• [ASSIGNMENT]
Say how many lines in the entries hold the word "триггер", and reply with that number only.

• [Extracted records]
──────────
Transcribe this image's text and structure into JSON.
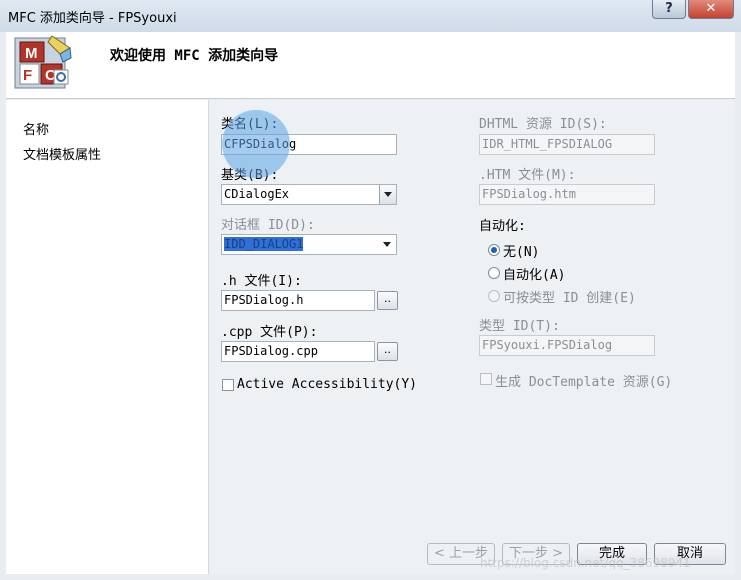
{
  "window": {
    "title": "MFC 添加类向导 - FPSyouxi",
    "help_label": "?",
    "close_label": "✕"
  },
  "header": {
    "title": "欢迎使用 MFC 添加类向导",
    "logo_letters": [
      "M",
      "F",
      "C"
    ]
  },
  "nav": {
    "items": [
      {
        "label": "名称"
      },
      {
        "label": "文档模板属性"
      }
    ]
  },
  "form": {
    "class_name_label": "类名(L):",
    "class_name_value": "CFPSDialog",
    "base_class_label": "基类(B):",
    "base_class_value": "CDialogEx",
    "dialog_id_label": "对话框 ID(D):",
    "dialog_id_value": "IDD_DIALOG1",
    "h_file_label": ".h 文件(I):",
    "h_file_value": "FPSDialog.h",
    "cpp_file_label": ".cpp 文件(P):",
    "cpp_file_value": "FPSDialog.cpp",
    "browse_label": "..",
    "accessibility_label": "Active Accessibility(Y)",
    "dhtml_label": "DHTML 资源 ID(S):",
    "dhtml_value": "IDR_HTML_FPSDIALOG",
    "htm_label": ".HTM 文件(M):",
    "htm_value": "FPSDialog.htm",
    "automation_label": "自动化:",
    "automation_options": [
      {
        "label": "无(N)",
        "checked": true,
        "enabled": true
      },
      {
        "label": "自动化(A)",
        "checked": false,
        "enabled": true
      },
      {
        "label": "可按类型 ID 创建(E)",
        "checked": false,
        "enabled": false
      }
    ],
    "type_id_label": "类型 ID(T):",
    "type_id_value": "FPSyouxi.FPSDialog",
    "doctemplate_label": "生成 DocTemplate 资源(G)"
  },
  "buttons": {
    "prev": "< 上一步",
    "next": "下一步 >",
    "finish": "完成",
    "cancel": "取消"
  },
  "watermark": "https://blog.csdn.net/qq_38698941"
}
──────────
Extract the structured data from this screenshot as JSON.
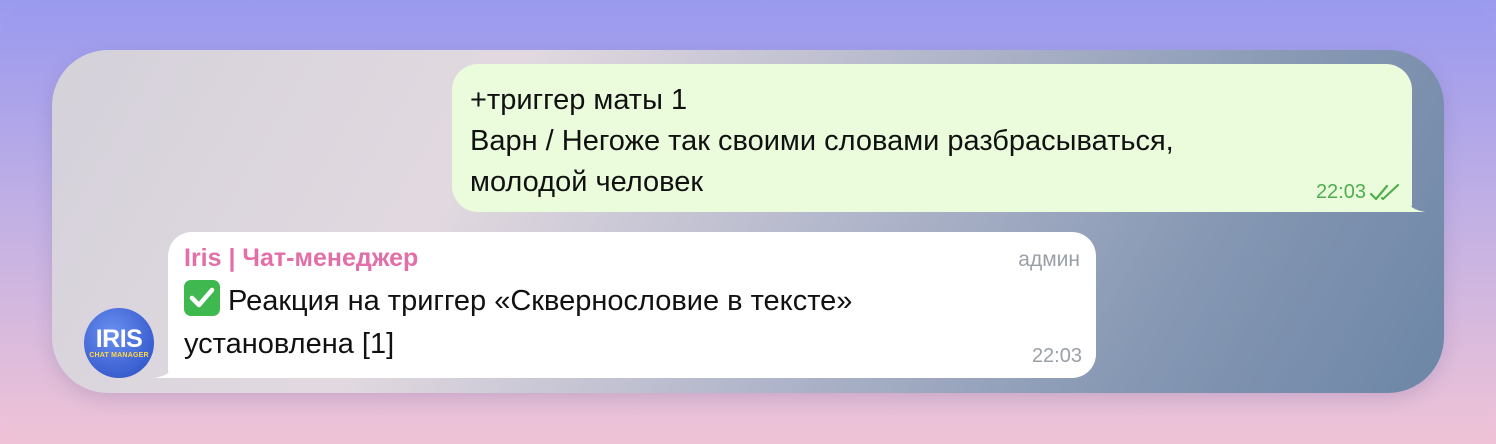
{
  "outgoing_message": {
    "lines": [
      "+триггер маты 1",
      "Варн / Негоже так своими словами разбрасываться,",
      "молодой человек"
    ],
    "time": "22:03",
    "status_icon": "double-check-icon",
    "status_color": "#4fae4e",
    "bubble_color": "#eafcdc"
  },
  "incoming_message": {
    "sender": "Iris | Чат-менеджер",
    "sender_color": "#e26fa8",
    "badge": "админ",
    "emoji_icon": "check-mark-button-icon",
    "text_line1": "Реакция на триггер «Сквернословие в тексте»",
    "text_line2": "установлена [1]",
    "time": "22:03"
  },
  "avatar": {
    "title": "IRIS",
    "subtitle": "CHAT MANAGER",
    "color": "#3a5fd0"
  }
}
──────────
• [YOUR RESPONSE]
2